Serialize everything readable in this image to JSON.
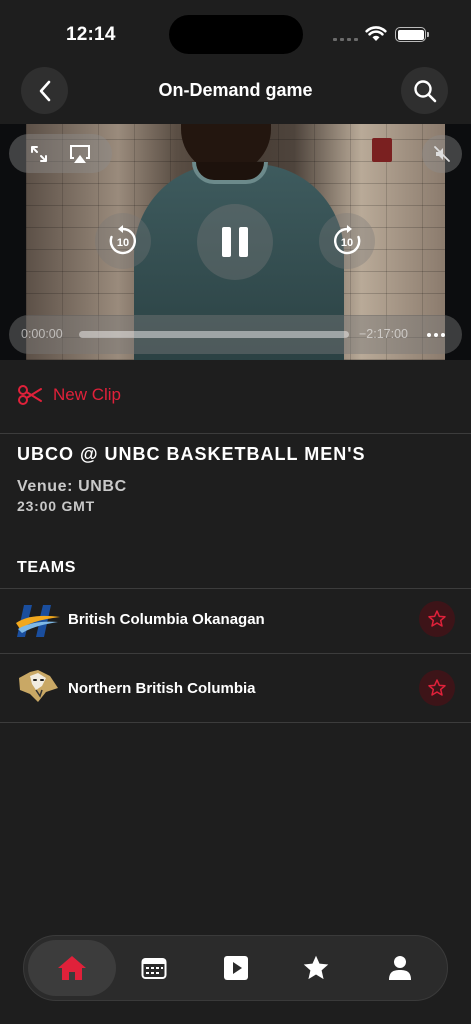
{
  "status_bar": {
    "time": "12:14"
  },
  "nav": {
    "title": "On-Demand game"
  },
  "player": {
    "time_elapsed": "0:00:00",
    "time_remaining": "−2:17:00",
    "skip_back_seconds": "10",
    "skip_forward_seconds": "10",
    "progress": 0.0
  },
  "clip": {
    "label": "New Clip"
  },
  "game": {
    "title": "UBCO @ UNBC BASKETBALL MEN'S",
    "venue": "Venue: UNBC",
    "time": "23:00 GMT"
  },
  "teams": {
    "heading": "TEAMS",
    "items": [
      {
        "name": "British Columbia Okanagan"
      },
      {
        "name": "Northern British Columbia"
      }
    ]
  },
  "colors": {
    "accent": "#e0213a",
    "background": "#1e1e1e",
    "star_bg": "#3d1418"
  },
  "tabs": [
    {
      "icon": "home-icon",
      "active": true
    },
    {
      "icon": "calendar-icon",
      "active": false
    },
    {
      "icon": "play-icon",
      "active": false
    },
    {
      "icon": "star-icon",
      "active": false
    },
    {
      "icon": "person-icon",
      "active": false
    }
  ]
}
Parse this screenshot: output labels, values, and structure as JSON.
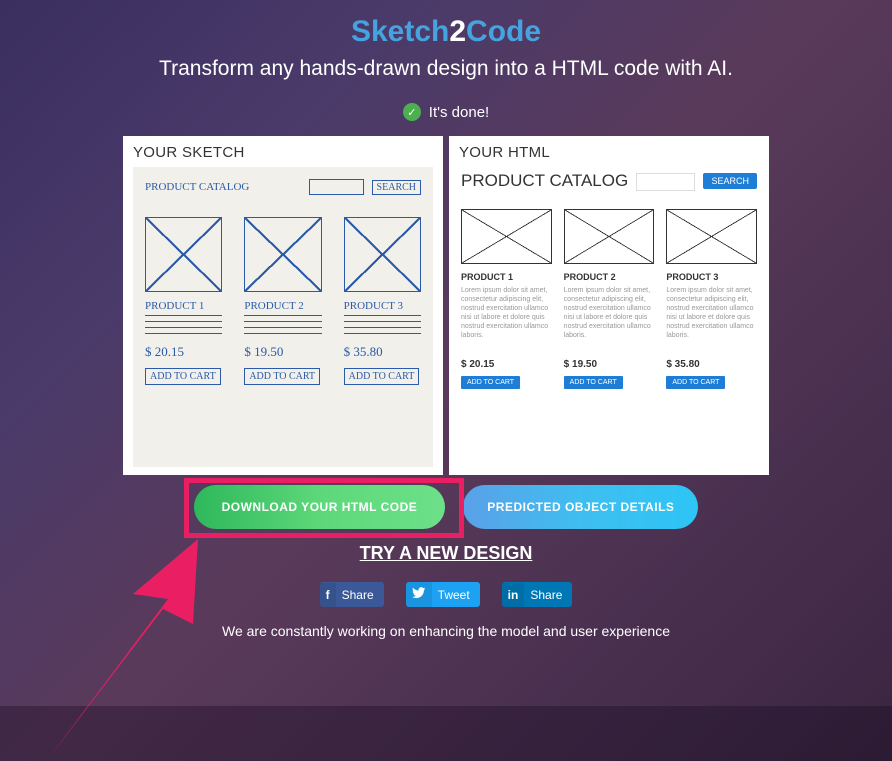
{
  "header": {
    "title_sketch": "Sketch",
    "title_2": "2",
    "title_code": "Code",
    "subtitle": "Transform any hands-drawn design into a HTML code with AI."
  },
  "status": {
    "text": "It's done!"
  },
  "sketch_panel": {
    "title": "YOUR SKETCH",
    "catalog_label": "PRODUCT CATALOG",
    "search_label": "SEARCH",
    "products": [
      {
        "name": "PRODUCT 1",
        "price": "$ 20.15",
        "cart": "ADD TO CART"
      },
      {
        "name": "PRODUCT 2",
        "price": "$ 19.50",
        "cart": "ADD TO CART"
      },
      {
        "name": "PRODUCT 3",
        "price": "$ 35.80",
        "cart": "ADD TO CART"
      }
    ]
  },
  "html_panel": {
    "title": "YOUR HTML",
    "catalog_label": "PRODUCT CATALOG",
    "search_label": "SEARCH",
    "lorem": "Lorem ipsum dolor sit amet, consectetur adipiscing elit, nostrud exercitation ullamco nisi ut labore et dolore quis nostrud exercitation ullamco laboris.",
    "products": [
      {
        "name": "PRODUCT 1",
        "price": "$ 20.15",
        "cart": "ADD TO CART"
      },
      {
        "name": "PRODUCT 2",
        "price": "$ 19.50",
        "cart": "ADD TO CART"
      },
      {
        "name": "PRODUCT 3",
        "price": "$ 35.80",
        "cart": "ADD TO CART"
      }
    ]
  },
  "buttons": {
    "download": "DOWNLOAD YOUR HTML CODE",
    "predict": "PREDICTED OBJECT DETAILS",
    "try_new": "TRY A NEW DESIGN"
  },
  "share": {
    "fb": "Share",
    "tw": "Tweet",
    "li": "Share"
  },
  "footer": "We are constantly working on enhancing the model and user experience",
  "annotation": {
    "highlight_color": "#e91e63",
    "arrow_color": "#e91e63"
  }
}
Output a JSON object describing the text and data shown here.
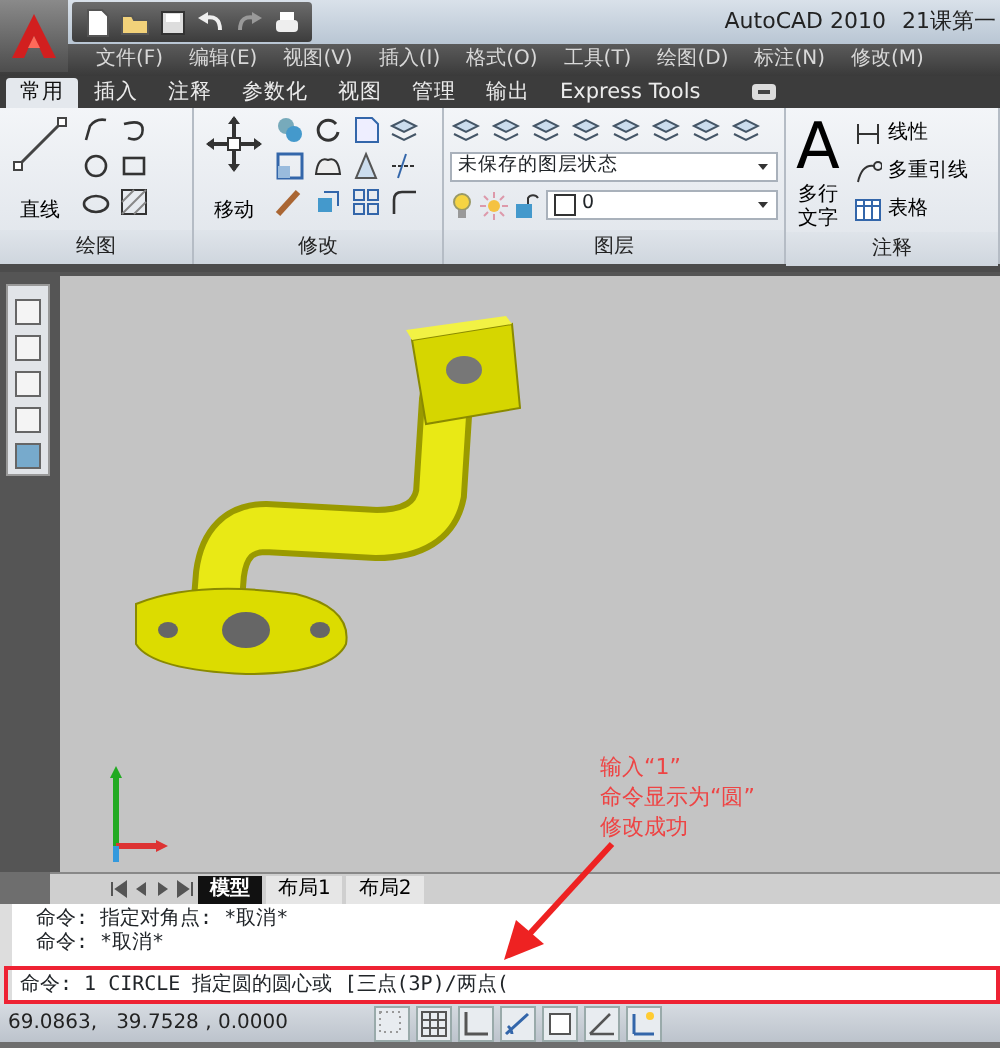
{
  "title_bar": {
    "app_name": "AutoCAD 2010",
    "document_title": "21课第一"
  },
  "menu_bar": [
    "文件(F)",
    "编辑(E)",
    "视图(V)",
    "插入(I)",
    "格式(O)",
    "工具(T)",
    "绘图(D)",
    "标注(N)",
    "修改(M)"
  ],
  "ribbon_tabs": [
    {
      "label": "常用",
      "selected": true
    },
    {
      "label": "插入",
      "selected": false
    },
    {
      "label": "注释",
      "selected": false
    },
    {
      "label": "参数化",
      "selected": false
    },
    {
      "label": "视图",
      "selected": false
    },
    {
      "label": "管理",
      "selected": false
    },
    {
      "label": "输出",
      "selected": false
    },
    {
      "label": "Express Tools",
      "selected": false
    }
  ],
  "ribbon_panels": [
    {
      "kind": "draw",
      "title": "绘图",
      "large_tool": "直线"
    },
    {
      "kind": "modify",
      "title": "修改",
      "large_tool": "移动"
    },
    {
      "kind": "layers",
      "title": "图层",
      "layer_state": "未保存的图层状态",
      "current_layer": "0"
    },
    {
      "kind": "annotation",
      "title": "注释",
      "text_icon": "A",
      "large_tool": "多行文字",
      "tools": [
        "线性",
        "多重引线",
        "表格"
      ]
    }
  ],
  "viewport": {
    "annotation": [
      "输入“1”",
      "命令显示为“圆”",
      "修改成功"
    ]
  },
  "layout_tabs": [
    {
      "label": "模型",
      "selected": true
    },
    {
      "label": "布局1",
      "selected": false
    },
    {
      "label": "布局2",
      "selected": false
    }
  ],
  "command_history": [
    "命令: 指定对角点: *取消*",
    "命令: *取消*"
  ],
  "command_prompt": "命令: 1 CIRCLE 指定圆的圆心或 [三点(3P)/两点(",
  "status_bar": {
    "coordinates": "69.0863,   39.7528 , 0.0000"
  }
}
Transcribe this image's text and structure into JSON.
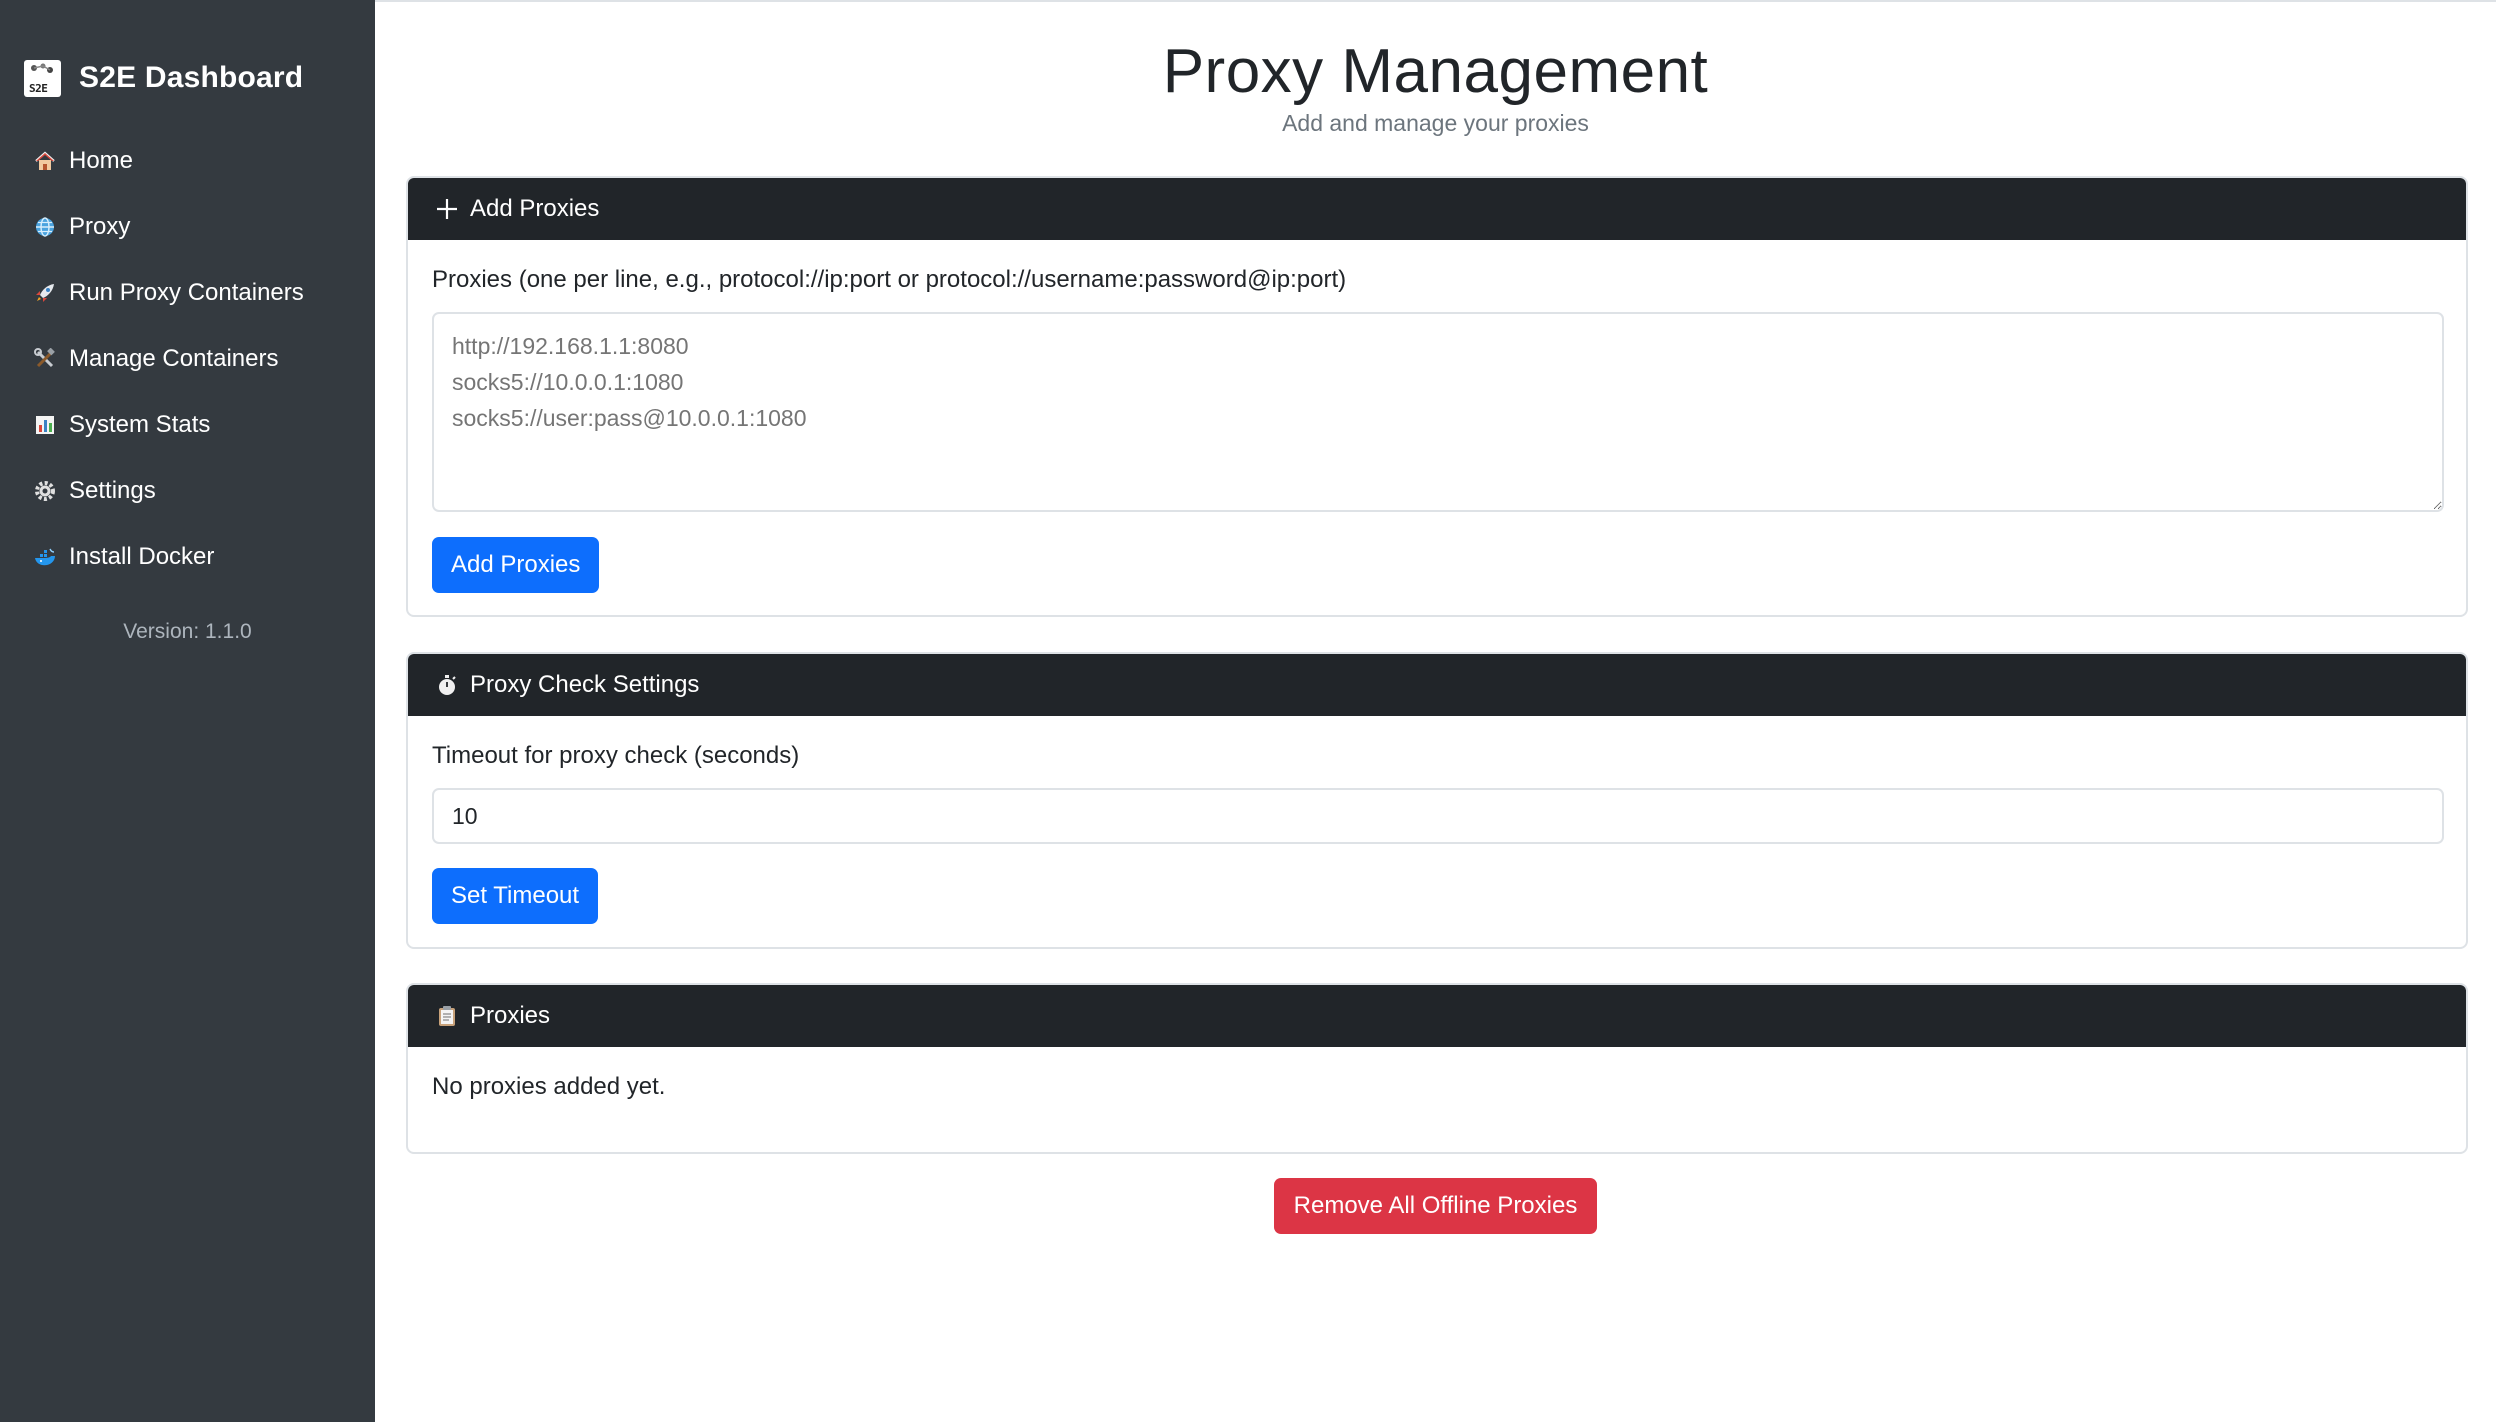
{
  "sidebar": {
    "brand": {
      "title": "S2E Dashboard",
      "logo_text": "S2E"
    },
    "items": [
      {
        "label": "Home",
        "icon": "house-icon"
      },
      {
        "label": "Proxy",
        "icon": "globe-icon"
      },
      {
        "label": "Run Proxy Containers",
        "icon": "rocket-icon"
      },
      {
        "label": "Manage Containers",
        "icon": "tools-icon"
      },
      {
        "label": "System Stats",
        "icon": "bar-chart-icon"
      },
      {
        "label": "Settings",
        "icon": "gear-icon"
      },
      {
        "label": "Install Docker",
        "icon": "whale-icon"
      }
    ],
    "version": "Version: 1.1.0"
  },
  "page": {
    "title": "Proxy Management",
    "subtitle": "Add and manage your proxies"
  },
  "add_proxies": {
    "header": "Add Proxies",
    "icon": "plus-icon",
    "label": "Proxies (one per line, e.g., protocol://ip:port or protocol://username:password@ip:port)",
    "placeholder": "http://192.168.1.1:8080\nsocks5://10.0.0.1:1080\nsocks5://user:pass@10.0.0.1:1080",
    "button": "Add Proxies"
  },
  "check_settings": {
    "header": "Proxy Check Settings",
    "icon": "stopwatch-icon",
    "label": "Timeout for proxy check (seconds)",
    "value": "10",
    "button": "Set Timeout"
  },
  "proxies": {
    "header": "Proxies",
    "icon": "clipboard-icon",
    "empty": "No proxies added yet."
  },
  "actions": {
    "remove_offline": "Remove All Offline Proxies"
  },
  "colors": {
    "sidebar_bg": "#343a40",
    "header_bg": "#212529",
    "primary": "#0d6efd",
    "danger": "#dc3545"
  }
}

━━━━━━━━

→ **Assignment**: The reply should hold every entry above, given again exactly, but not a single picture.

→ **Solved exercise**:
Serialize everything readable in this image to JSON.
{
  "status_bar": {
    "time": "12:14"
  },
  "nav": {
    "title": "On-Demand game"
  },
  "player": {
    "time_elapsed": "0:00:00",
    "time_remaining": "−2:17:00",
    "skip_back_seconds": "10",
    "skip_forward_seconds": "10",
    "progress": 0.0
  },
  "clip": {
    "label": "New Clip"
  },
  "game": {
    "title": "UBCO @ UNBC BASKETBALL MEN'S",
    "venue": "Venue: UNBC",
    "time": "23:00 GMT"
  },
  "teams": {
    "heading": "TEAMS",
    "items": [
      {
        "name": "British Columbia Okanagan"
      },
      {
        "name": "Northern British Columbia"
      }
    ]
  },
  "colors": {
    "accent": "#e0213a",
    "background": "#1e1e1e",
    "star_bg": "#3d1418"
  },
  "tabs": [
    {
      "icon": "home-icon",
      "active": true
    },
    {
      "icon": "calendar-icon",
      "active": false
    },
    {
      "icon": "play-icon",
      "active": false
    },
    {
      "icon": "star-icon",
      "active": false
    },
    {
      "icon": "person-icon",
      "active": false
    }
  ]
}
Parse this screenshot: output labels, values, and structure as JSON.
{
  "header": {
    "title_sketch": "Sketch",
    "title_2": "2",
    "title_code": "Code",
    "subtitle": "Transform any hands-drawn design into a HTML code with AI."
  },
  "status": {
    "text": "It's done!"
  },
  "sketch_panel": {
    "title": "YOUR SKETCH",
    "catalog_label": "PRODUCT CATALOG",
    "search_label": "SEARCH",
    "products": [
      {
        "name": "PRODUCT 1",
        "price": "$ 20.15",
        "cart": "ADD TO CART"
      },
      {
        "name": "PRODUCT 2",
        "price": "$ 19.50",
        "cart": "ADD TO CART"
      },
      {
        "name": "PRODUCT 3",
        "price": "$ 35.80",
        "cart": "ADD TO CART"
      }
    ]
  },
  "html_panel": {
    "title": "YOUR HTML",
    "catalog_label": "PRODUCT CATALOG",
    "search_label": "SEARCH",
    "lorem": "Lorem ipsum dolor sit amet, consectetur adipiscing elit, nostrud exercitation ullamco nisi ut labore et dolore quis nostrud exercitation ullamco laboris.",
    "products": [
      {
        "name": "PRODUCT 1",
        "price": "$ 20.15",
        "cart": "ADD TO CART"
      },
      {
        "name": "PRODUCT 2",
        "price": "$ 19.50",
        "cart": "ADD TO CART"
      },
      {
        "name": "PRODUCT 3",
        "price": "$ 35.80",
        "cart": "ADD TO CART"
      }
    ]
  },
  "buttons": {
    "download": "DOWNLOAD YOUR HTML CODE",
    "predict": "PREDICTED OBJECT DETAILS",
    "try_new": "TRY A NEW DESIGN"
  },
  "share": {
    "fb": "Share",
    "tw": "Tweet",
    "li": "Share"
  },
  "footer": "We are constantly working on enhancing the model and user experience",
  "annotation": {
    "highlight_color": "#e91e63",
    "arrow_color": "#e91e63"
  }
}
Output a JSON object describing the text and data shown here.
{
  "title_bar": {
    "app_name": "AutoCAD 2010",
    "document_title": "21课第一"
  },
  "menu_bar": [
    "文件(F)",
    "编辑(E)",
    "视图(V)",
    "插入(I)",
    "格式(O)",
    "工具(T)",
    "绘图(D)",
    "标注(N)",
    "修改(M)"
  ],
  "ribbon_tabs": [
    {
      "label": "常用",
      "selected": true
    },
    {
      "label": "插入",
      "selected": false
    },
    {
      "label": "注释",
      "selected": false
    },
    {
      "label": "参数化",
      "selected": false
    },
    {
      "label": "视图",
      "selected": false
    },
    {
      "label": "管理",
      "selected": false
    },
    {
      "label": "输出",
      "selected": false
    },
    {
      "label": "Express Tools",
      "selected": false
    }
  ],
  "ribbon_panels": [
    {
      "kind": "draw",
      "title": "绘图",
      "large_tool": "直线"
    },
    {
      "kind": "modify",
      "title": "修改",
      "large_tool": "移动"
    },
    {
      "kind": "layers",
      "title": "图层",
      "layer_state": "未保存的图层状态",
      "current_layer": "0"
    },
    {
      "kind": "annotation",
      "title": "注释",
      "text_icon": "A",
      "large_tool": "多行文字",
      "tools": [
        "线性",
        "多重引线",
        "表格"
      ]
    }
  ],
  "viewport": {
    "annotation": [
      "输入“1”",
      "命令显示为“圆”",
      "修改成功"
    ]
  },
  "layout_tabs": [
    {
      "label": "模型",
      "selected": true
    },
    {
      "label": "布局1",
      "selected": false
    },
    {
      "label": "布局2",
      "selected": false
    }
  ],
  "command_history": [
    "命令: 指定对角点: *取消*",
    "命令: *取消*"
  ],
  "command_prompt": "命令: 1 CIRCLE 指定圆的圆心或 [三点(3P)/两点(",
  "status_bar": {
    "coordinates": "69.0863,   39.7528 , 0.0000"
  }
}
Transcribe this image's text and structure into JSON.
{
  "sidebar": {
    "brand": {
      "title": "S2E Dashboard",
      "logo_text": "S2E"
    },
    "items": [
      {
        "label": "Home",
        "icon": "house-icon"
      },
      {
        "label": "Proxy",
        "icon": "globe-icon"
      },
      {
        "label": "Run Proxy Containers",
        "icon": "rocket-icon"
      },
      {
        "label": "Manage Containers",
        "icon": "tools-icon"
      },
      {
        "label": "System Stats",
        "icon": "bar-chart-icon"
      },
      {
        "label": "Settings",
        "icon": "gear-icon"
      },
      {
        "label": "Install Docker",
        "icon": "whale-icon"
      }
    ],
    "version": "Version: 1.1.0"
  },
  "page": {
    "title": "Proxy Management",
    "subtitle": "Add and manage your proxies"
  },
  "add_proxies": {
    "header": "Add Proxies",
    "icon": "plus-icon",
    "label": "Proxies (one per line, e.g., protocol://ip:port or protocol://username:password@ip:port)",
    "placeholder": "http://192.168.1.1:8080\nsocks5://10.0.0.1:1080\nsocks5://user:pass@10.0.0.1:1080",
    "button": "Add Proxies"
  },
  "check_settings": {
    "header": "Proxy Check Settings",
    "icon": "stopwatch-icon",
    "label": "Timeout for proxy check (seconds)",
    "value": "10",
    "button": "Set Timeout"
  },
  "proxies": {
    "header": "Proxies",
    "icon": "clipboard-icon",
    "empty": "No proxies added yet."
  },
  "actions": {
    "remove_offline": "Remove All Offline Proxies"
  },
  "colors": {
    "sidebar_bg": "#343a40",
    "header_bg": "#212529",
    "primary": "#0d6efd",
    "danger": "#dc3545"
  }
}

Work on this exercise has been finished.